Poetic Comparisons of Identity and Race In the melting pot of America, topics of race and ethnicity are part of a national discussion. The population of the United States has never been more diverse than it is now. These demographic changes have already changed the nation's past and will most certainly continue to shape its future. The diversity of our population contributes to how we as Americans see ourselves. The constant evolution of society, the changing attitudes and perceptions in regards to race and ethnicity, socioeconomics and where we live, adds to each American's human experience and creates a unique culture all our own.
However many countries in the world do not support this view. We, as citizens of the United States of America, are to spread this ideal throughout the world. Many Americans support this theory of American Exceptionalism by fighting for America, supporting or working for the American government, or just going out into the world to underprivileged, developing nations as an American. American Exceptionalism is still thriving today and has throughout the history of America. As Seymour Martin Lipset states in his book, American Exceptionalism: A Double Edged Sword, America is not like the other European nations that our Founding Fathers came from.
A. Essay Write an essay in which you discuss the pros and cons of US immigration and comment on the impact of the Arizona immigration law on US immigration. Is a man with documents better than one without? Over the last many decades The United States of America has been a melting pot, and still is. Some might say that immigration is a huge problem in the US, and others might say that it is a positive thing and that immigrants are needed.
In cultural assimilation occurs the bigger cultures, principal culture in a country, or the culture with more population absorb the smaller cultures.

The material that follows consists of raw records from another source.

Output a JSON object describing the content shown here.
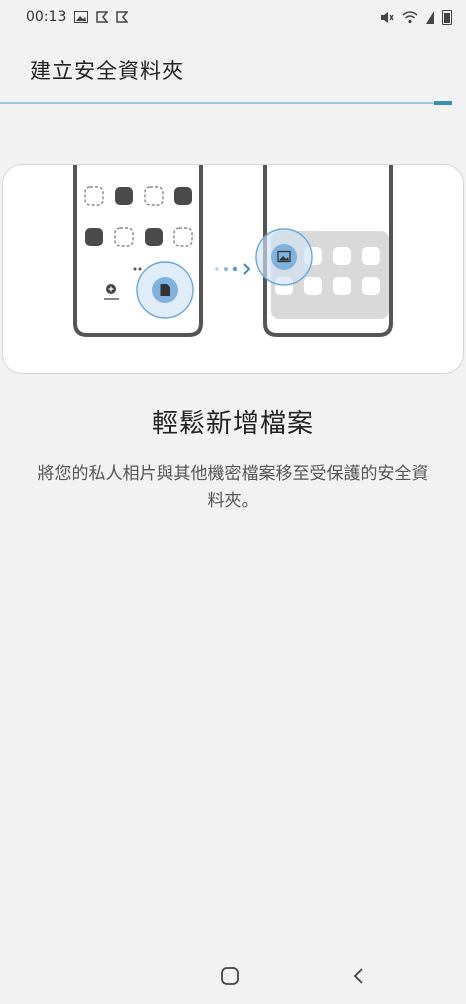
{
  "status_bar": {
    "time": "00:13",
    "left_icons": [
      "gallery-icon",
      "flag-icon",
      "flag-icon"
    ],
    "right_icons": [
      "mute-icon",
      "wifi-icon",
      "signal-icon",
      "battery-icon"
    ]
  },
  "header": {
    "title": "建立安全資料夾"
  },
  "progress": {
    "fraction": 0.97,
    "color": "#3d8fb0"
  },
  "content": {
    "headline": "輕鬆新增檔案",
    "description": "將您的私人相片與其他機密檔案移至受保護的安全資料夾。"
  },
  "nav": {
    "home_icon": "home-icon",
    "back_icon": "back-icon"
  },
  "colors": {
    "accent": "#3d8fb0",
    "bubble": "#cfe4f4",
    "bubble_border": "#6aa8d8",
    "app_icon_dark": "#4a4a4a"
  }
}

A good example of this happened many years ago when Europeans came to United States for a better life and jobs. The new immigrants had their own culture, but they had to adapt to American culture. This made Europeans were forgetting their traditions, and consequently they adopt the American culture. In contrast, multiculturalism is known to be well defined every religion or culture, for example in Dallas, TX.